═══ DATA EXCERPTS

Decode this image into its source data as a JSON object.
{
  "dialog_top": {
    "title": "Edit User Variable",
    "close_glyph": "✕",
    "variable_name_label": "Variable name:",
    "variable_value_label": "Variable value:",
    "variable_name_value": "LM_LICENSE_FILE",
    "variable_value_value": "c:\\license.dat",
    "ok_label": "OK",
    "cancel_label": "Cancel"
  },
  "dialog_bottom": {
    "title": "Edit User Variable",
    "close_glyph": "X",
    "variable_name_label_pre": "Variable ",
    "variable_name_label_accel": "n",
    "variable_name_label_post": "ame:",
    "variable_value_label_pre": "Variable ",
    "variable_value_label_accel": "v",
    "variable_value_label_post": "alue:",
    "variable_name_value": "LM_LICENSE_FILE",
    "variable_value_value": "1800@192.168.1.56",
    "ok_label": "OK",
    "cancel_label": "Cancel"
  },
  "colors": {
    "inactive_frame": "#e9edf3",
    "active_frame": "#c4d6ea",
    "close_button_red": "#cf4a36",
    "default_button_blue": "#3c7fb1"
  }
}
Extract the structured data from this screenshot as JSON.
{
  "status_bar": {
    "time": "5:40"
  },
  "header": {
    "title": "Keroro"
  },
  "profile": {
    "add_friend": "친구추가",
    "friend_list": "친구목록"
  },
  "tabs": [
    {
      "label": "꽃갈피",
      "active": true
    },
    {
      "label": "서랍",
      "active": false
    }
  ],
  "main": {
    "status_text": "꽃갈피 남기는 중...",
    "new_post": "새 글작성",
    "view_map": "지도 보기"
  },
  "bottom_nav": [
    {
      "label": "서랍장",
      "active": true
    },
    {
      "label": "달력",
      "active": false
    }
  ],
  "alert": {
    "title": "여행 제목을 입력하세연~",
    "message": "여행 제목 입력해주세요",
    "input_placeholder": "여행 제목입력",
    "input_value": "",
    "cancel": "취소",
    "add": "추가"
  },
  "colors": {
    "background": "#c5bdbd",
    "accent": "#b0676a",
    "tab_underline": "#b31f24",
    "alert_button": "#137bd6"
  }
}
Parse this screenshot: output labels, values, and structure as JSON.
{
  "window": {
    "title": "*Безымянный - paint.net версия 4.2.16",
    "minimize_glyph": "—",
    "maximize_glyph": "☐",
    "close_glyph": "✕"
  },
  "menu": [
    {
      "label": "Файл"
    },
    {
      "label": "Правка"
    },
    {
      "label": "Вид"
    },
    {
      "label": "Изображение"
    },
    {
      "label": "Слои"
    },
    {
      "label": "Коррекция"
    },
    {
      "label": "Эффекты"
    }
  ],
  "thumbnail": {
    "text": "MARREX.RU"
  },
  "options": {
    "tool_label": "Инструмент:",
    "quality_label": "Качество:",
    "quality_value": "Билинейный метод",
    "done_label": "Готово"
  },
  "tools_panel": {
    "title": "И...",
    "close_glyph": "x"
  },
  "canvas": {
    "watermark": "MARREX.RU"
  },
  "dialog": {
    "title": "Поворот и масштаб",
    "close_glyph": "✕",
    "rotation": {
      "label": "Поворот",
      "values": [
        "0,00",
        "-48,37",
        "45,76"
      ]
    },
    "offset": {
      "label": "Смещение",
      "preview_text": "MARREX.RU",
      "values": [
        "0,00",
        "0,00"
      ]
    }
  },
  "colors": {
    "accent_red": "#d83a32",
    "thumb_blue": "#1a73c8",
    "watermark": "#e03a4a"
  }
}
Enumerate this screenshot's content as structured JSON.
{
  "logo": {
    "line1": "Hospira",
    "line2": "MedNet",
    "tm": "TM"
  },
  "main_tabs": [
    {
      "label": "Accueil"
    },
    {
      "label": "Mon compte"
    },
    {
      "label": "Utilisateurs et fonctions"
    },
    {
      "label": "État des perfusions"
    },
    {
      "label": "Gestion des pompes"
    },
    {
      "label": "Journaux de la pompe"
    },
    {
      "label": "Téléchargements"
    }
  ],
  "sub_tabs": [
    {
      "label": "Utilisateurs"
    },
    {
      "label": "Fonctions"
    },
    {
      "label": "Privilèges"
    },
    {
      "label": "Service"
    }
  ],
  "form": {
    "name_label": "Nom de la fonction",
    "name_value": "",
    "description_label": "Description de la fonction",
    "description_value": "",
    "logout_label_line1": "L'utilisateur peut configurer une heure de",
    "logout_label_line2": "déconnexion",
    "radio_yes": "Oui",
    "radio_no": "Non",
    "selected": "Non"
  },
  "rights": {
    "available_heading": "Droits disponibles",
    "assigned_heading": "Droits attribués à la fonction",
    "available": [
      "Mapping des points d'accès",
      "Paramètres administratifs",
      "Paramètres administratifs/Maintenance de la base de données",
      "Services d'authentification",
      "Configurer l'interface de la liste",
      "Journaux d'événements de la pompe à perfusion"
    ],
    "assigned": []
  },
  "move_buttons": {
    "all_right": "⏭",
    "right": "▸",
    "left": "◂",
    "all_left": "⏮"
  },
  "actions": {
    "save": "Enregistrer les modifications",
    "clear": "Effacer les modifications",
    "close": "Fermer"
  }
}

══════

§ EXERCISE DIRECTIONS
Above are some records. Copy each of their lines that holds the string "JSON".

§ PROBLEM SOLUTION
Decode this image into its source data as a JSON object.
Extract the structured data from this screenshot as JSON.
Parse this screenshot: output labels, values, and structure as JSON.
Enumerate this screenshot's content as structured JSON.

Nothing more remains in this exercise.